Website and app data records:
___

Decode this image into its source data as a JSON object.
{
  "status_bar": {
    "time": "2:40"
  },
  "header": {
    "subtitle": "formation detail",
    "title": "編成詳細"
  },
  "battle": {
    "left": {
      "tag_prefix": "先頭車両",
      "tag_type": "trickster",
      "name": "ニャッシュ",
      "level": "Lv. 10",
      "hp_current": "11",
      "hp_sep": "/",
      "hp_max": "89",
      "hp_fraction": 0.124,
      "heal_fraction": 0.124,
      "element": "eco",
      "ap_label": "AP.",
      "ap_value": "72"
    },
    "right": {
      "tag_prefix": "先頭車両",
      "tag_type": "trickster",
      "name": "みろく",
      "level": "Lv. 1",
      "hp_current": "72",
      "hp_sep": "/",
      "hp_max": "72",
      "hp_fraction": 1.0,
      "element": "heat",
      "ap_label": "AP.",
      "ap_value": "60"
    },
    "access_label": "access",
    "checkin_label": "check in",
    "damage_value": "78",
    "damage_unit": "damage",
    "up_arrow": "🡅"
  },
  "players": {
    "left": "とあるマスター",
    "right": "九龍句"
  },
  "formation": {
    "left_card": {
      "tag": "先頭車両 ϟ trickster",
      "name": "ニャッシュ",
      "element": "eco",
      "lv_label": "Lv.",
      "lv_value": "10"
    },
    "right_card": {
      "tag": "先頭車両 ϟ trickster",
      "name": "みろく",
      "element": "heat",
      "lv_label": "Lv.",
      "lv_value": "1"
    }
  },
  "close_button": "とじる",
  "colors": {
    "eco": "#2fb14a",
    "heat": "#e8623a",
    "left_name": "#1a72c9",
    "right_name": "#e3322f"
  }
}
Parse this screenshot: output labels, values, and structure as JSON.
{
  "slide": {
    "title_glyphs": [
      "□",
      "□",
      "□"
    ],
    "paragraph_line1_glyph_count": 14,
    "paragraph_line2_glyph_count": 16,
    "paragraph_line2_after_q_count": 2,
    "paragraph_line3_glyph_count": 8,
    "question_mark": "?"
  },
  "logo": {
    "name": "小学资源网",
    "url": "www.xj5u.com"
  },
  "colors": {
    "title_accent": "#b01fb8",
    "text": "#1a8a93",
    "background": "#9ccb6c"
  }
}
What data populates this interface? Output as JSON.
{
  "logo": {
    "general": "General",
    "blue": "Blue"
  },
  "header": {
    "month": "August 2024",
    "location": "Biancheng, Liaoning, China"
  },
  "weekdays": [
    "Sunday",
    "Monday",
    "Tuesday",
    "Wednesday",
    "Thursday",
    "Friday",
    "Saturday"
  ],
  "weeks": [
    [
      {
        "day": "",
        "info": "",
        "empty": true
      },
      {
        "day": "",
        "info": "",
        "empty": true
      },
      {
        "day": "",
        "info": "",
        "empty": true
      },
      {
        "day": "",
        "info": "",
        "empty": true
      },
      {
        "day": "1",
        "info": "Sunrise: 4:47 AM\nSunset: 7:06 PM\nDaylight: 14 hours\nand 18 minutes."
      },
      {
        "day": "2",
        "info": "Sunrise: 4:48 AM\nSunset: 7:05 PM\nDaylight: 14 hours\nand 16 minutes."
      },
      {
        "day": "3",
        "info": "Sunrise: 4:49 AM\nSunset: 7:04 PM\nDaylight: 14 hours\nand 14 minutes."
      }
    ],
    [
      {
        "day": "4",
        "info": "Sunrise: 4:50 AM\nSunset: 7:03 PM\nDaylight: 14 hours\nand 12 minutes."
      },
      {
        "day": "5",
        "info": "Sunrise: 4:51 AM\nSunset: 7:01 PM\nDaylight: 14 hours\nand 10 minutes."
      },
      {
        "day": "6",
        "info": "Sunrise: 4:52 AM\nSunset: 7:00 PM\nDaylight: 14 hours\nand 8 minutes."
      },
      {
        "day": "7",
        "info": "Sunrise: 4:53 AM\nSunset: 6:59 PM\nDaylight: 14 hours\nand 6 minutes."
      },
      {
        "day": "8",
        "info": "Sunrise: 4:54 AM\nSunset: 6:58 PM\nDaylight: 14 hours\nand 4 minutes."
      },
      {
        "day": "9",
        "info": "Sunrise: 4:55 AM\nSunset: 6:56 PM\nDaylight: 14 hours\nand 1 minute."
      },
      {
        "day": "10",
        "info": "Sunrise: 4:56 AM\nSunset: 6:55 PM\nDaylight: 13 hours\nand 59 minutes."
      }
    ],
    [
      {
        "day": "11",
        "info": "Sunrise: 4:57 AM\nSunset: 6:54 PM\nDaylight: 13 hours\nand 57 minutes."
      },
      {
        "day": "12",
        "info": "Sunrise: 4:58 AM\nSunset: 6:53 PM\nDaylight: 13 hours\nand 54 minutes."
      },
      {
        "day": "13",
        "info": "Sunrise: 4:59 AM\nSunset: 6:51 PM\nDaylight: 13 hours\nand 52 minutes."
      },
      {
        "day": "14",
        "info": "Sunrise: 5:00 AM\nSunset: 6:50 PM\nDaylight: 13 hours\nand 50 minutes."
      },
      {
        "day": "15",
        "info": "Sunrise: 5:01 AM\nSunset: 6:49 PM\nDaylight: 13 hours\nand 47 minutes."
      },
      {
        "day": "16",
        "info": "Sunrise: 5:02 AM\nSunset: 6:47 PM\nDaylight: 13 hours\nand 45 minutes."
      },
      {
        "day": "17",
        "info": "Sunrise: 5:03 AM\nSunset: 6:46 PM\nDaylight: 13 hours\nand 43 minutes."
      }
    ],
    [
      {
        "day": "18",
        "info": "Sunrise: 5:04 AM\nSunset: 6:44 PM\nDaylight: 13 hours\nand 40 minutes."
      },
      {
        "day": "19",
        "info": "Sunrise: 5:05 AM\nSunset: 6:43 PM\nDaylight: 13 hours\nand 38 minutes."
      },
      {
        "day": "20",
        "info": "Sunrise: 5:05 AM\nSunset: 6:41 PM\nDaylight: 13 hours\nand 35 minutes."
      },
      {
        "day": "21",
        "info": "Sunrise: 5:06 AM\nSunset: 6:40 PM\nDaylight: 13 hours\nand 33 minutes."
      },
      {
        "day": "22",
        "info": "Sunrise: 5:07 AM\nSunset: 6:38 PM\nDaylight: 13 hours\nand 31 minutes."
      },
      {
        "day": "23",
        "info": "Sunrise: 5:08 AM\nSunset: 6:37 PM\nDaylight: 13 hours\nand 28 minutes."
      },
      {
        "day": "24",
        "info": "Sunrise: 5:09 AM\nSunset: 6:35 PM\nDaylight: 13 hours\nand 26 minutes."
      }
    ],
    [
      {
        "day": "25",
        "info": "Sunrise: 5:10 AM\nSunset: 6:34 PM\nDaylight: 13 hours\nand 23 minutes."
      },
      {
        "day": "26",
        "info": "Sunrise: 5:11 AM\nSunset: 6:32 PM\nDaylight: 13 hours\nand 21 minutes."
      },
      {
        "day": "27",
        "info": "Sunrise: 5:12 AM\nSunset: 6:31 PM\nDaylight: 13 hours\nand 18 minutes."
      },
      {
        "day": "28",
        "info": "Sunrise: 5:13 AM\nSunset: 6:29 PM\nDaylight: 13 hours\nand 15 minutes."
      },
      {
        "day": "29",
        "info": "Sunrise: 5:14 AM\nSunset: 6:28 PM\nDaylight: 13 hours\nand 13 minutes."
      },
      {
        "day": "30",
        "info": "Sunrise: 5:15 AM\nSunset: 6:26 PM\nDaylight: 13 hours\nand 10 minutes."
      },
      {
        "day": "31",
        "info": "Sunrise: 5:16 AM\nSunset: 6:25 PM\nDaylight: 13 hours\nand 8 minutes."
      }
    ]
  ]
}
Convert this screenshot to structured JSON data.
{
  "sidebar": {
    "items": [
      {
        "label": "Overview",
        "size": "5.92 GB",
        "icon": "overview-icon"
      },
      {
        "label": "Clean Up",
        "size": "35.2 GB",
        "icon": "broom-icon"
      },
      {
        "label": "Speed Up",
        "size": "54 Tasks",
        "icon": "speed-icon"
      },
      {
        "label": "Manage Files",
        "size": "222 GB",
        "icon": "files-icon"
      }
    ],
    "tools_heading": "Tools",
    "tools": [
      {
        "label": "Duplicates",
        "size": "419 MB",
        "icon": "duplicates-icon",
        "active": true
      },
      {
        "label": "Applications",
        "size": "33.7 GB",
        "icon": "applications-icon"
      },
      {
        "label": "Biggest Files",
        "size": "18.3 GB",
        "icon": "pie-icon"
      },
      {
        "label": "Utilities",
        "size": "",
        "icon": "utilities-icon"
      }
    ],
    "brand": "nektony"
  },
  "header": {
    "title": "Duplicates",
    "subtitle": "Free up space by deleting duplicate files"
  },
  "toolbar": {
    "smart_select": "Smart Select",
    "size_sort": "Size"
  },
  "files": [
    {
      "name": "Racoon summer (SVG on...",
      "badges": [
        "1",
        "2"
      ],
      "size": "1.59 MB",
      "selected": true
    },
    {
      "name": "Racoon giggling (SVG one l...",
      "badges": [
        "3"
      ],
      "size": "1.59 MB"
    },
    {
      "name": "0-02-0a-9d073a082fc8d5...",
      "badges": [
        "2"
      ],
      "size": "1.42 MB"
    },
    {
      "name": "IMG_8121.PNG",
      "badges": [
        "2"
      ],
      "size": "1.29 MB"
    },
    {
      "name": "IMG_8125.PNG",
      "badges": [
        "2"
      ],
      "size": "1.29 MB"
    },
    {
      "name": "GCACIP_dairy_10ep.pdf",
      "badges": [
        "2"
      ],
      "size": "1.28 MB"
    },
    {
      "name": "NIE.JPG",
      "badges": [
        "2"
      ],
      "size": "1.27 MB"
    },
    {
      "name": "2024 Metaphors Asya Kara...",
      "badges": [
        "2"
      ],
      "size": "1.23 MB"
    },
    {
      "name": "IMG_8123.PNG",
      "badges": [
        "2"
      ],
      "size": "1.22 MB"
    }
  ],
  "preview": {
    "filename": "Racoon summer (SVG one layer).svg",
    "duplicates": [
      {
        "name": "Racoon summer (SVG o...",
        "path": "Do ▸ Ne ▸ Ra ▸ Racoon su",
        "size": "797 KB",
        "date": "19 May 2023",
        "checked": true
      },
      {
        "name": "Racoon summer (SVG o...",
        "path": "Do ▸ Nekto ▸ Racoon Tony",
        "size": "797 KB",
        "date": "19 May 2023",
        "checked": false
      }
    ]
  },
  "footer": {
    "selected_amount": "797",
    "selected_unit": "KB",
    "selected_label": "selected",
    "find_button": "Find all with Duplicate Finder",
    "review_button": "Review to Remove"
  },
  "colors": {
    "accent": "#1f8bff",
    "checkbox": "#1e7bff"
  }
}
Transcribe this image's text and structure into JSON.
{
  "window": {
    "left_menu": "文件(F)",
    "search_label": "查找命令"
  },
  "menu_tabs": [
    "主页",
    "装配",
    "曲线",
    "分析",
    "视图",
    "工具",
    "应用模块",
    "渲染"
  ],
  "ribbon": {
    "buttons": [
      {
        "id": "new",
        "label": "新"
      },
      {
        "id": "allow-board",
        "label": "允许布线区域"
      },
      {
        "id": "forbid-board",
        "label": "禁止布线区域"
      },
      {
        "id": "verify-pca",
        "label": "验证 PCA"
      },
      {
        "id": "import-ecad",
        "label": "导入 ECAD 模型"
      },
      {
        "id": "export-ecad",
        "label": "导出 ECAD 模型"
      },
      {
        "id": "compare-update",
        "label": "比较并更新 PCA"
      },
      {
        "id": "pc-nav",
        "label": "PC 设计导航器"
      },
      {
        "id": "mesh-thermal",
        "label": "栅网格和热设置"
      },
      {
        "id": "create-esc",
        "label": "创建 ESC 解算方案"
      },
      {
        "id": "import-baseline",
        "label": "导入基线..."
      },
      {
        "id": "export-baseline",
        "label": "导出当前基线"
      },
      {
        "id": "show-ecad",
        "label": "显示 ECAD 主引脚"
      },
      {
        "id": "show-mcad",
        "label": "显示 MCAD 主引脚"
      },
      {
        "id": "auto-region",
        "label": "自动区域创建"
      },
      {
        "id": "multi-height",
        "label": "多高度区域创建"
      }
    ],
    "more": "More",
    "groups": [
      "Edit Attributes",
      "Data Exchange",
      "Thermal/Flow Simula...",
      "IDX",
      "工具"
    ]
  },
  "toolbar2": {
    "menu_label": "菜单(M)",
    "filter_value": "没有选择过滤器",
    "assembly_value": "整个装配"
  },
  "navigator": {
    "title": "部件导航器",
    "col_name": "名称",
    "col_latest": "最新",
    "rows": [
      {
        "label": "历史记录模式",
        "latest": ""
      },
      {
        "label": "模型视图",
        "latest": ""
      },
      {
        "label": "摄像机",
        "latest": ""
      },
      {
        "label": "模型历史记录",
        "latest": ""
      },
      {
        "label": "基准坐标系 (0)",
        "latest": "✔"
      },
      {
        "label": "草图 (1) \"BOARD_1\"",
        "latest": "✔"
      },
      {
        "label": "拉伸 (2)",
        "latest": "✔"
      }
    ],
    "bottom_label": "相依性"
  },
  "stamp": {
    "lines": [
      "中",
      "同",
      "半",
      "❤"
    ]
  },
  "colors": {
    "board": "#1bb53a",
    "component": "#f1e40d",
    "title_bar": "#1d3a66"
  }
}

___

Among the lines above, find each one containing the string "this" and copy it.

Decode this image into its source data as a JSON object.
Parse this screenshot: output labels, values, and structure as JSON.
What data populates this interface? Output as JSON.
Convert this screenshot to structured JSON data.
Transcribe this image's text and structure into JSON.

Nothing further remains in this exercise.